## Task details
Leave out all images and set down the records exactly as given.

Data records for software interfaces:
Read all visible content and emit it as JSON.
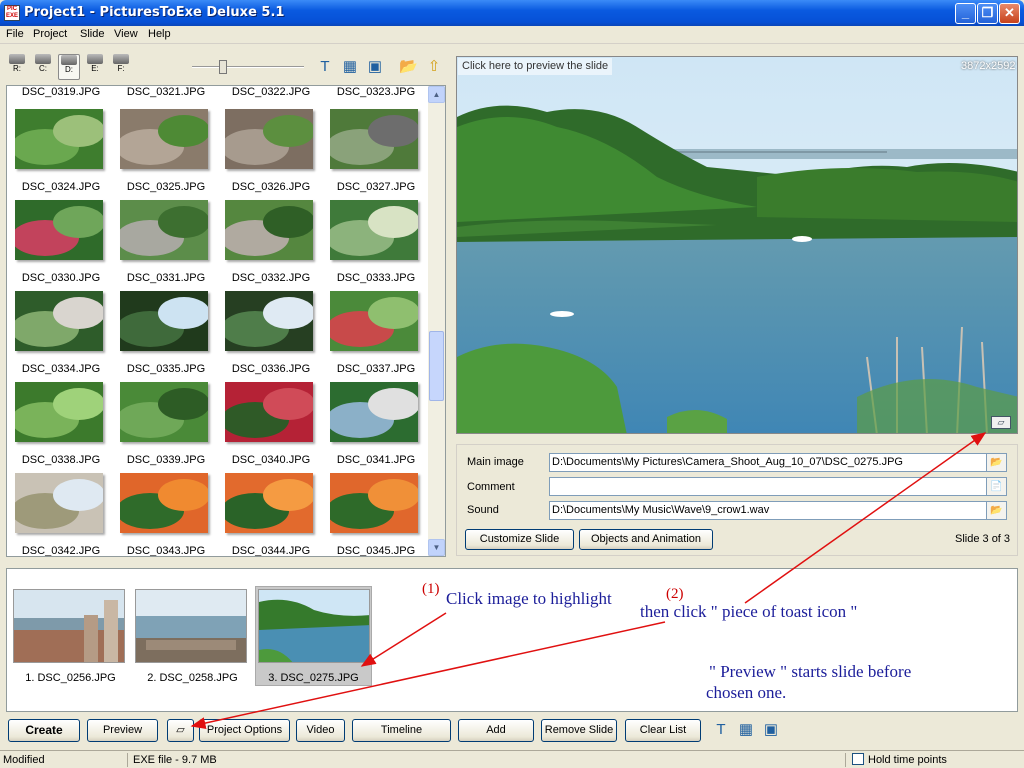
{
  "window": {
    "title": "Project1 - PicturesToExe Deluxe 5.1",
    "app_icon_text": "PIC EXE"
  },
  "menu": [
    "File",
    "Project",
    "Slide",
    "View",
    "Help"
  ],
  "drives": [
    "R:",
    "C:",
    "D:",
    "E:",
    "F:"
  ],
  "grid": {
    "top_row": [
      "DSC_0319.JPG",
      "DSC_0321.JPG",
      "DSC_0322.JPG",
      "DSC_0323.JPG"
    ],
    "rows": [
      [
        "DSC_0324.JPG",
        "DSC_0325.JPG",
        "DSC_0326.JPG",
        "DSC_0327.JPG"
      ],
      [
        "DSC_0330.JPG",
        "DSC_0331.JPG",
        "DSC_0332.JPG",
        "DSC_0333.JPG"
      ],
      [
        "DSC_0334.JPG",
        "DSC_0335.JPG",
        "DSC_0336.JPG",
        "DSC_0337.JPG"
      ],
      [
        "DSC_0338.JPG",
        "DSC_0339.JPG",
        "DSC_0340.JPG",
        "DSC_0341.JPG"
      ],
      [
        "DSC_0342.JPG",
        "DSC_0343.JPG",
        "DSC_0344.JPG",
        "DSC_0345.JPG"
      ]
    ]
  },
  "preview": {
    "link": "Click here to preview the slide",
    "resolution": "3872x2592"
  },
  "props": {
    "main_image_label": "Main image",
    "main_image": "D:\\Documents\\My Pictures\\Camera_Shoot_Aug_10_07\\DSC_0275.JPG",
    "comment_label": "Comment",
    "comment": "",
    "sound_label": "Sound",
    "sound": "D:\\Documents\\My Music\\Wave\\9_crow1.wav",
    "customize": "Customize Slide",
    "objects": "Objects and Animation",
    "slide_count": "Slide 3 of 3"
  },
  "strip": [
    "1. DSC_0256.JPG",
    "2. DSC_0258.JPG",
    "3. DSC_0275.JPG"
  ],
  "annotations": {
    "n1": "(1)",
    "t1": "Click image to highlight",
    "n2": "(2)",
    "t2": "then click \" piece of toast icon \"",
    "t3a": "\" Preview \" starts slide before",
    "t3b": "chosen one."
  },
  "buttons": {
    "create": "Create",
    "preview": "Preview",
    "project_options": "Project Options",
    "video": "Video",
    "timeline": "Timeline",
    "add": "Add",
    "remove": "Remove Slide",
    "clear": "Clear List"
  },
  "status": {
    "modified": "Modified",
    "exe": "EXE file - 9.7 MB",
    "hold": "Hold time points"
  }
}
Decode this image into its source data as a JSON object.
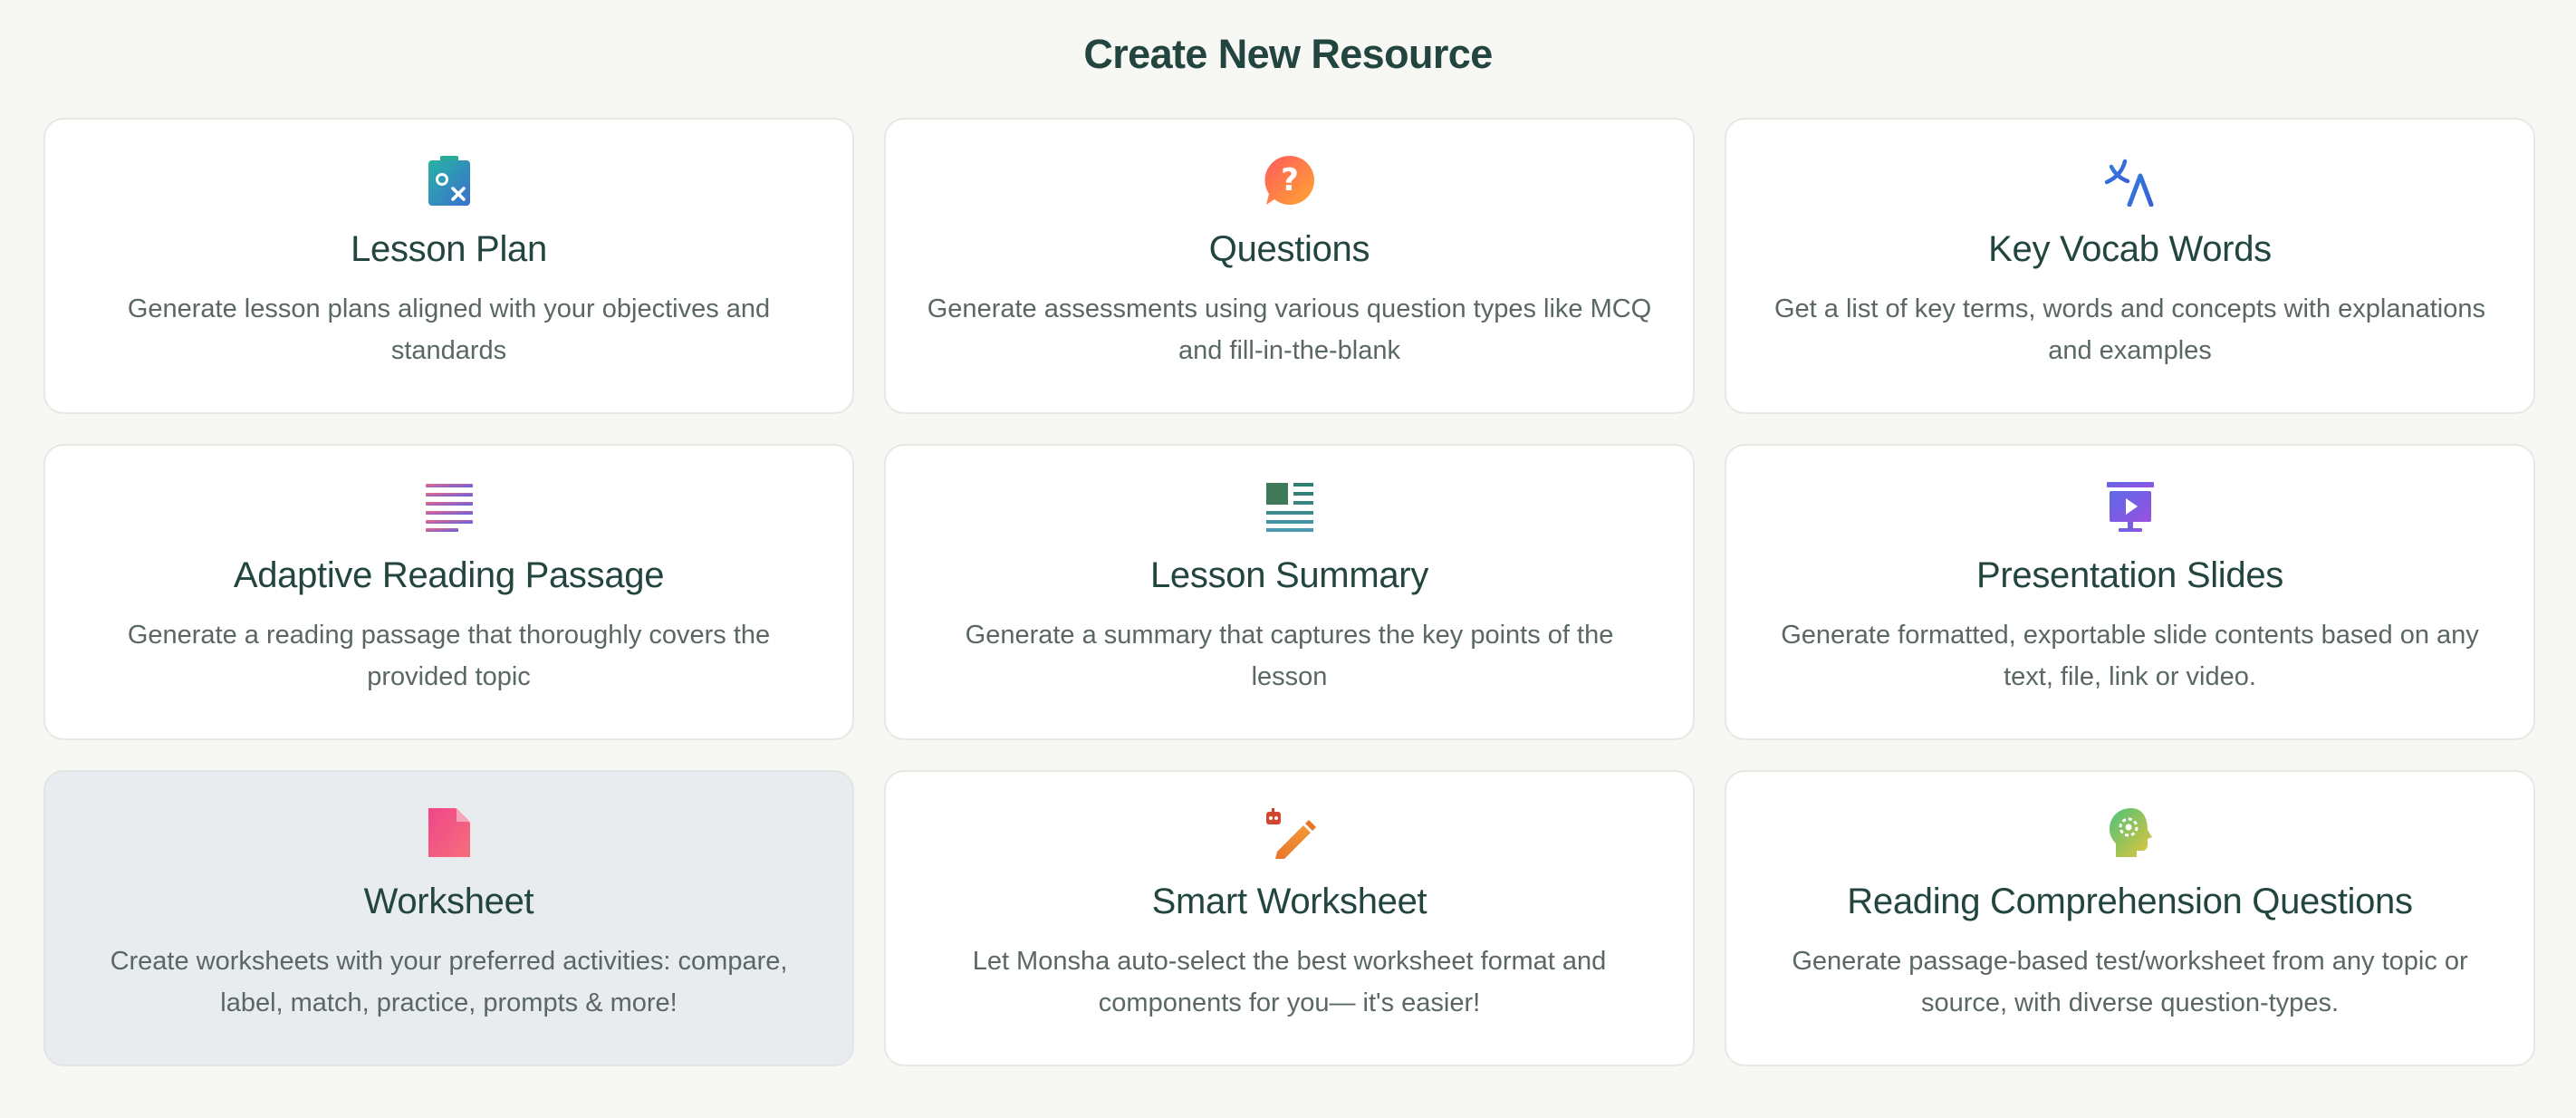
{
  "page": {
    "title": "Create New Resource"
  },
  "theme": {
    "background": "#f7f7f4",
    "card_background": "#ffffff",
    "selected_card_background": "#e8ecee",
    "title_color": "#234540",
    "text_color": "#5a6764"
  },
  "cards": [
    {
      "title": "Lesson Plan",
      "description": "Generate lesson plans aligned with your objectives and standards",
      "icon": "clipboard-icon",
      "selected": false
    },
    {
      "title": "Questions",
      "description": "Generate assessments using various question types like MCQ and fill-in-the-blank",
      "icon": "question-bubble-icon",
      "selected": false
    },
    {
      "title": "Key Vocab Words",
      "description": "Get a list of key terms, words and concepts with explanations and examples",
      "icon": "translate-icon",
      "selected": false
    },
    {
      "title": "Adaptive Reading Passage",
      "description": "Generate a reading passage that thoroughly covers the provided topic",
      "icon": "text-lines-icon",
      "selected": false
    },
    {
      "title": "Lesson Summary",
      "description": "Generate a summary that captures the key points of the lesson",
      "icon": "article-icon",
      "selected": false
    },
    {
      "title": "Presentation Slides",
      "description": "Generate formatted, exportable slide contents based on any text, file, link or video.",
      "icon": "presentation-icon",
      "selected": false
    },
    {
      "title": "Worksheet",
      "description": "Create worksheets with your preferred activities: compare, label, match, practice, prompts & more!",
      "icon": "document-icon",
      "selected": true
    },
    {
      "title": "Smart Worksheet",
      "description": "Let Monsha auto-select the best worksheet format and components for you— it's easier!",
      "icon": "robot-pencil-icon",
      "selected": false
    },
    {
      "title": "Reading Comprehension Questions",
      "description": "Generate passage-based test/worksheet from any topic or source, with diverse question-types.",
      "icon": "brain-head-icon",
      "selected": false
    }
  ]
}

## Answer to the exercise
Read all visible content and emit it as JSON.
{
  "window": {
    "title": "Project1 - PicturesToExe Deluxe 5.1",
    "app_icon_text": "PIC EXE"
  },
  "menu": [
    "File",
    "Project",
    "Slide",
    "View",
    "Help"
  ],
  "drives": [
    "R:",
    "C:",
    "D:",
    "E:",
    "F:"
  ],
  "grid": {
    "top_row": [
      "DSC_0319.JPG",
      "DSC_0321.JPG",
      "DSC_0322.JPG",
      "DSC_0323.JPG"
    ],
    "rows": [
      [
        "DSC_0324.JPG",
        "DSC_0325.JPG",
        "DSC_0326.JPG",
        "DSC_0327.JPG"
      ],
      [
        "DSC_0330.JPG",
        "DSC_0331.JPG",
        "DSC_0332.JPG",
        "DSC_0333.JPG"
      ],
      [
        "DSC_0334.JPG",
        "DSC_0335.JPG",
        "DSC_0336.JPG",
        "DSC_0337.JPG"
      ],
      [
        "DSC_0338.JPG",
        "DSC_0339.JPG",
        "DSC_0340.JPG",
        "DSC_0341.JPG"
      ],
      [
        "DSC_0342.JPG",
        "DSC_0343.JPG",
        "DSC_0344.JPG",
        "DSC_0345.JPG"
      ]
    ]
  },
  "preview": {
    "link": "Click here to preview the slide",
    "resolution": "3872x2592"
  },
  "props": {
    "main_image_label": "Main image",
    "main_image": "D:\\Documents\\My Pictures\\Camera_Shoot_Aug_10_07\\DSC_0275.JPG",
    "comment_label": "Comment",
    "comment": "",
    "sound_label": "Sound",
    "sound": "D:\\Documents\\My Music\\Wave\\9_crow1.wav",
    "customize": "Customize Slide",
    "objects": "Objects and Animation",
    "slide_count": "Slide 3 of 3"
  },
  "strip": [
    "1. DSC_0256.JPG",
    "2. DSC_0258.JPG",
    "3. DSC_0275.JPG"
  ],
  "annotations": {
    "n1": "(1)",
    "t1": "Click image to highlight",
    "n2": "(2)",
    "t2": "then click \" piece of toast icon \"",
    "t3a": "\" Preview \" starts slide before",
    "t3b": "chosen one."
  },
  "buttons": {
    "create": "Create",
    "preview": "Preview",
    "project_options": "Project Options",
    "video": "Video",
    "timeline": "Timeline",
    "add": "Add",
    "remove": "Remove Slide",
    "clear": "Clear List"
  },
  "status": {
    "modified": "Modified",
    "exe": "EXE file - 9.7 MB",
    "hold": "Hold time points"
  }
}
Decode this image into its source data as a JSON object.
{
  "page": {
    "title": "Create New Resource"
  },
  "theme": {
    "background": "#f7f7f4",
    "card_background": "#ffffff",
    "selected_card_background": "#e8ecee",
    "title_color": "#234540",
    "text_color": "#5a6764"
  },
  "cards": [
    {
      "title": "Lesson Plan",
      "description": "Generate lesson plans aligned with your objectives and standards",
      "icon": "clipboard-icon",
      "selected": false
    },
    {
      "title": "Questions",
      "description": "Generate assessments using various question types like MCQ and fill-in-the-blank",
      "icon": "question-bubble-icon",
      "selected": false
    },
    {
      "title": "Key Vocab Words",
      "description": "Get a list of key terms, words and concepts with explanations and examples",
      "icon": "translate-icon",
      "selected": false
    },
    {
      "title": "Adaptive Reading Passage",
      "description": "Generate a reading passage that thoroughly covers the provided topic",
      "icon": "text-lines-icon",
      "selected": false
    },
    {
      "title": "Lesson Summary",
      "description": "Generate a summary that captures the key points of the lesson",
      "icon": "article-icon",
      "selected": false
    },
    {
      "title": "Presentation Slides",
      "description": "Generate formatted, exportable slide contents based on any text, file, link or video.",
      "icon": "presentation-icon",
      "selected": false
    },
    {
      "title": "Worksheet",
      "description": "Create worksheets with your preferred activities: compare, label, match, practice, prompts & more!",
      "icon": "document-icon",
      "selected": true
    },
    {
      "title": "Smart Worksheet",
      "description": "Let Monsha auto-select the best worksheet format and components for you— it's easier!",
      "icon": "robot-pencil-icon",
      "selected": false
    },
    {
      "title": "Reading Comprehension Questions",
      "description": "Generate passage-based test/worksheet from any topic or source, with diverse question-types.",
      "icon": "brain-head-icon",
      "selected": false
    }
  ]
}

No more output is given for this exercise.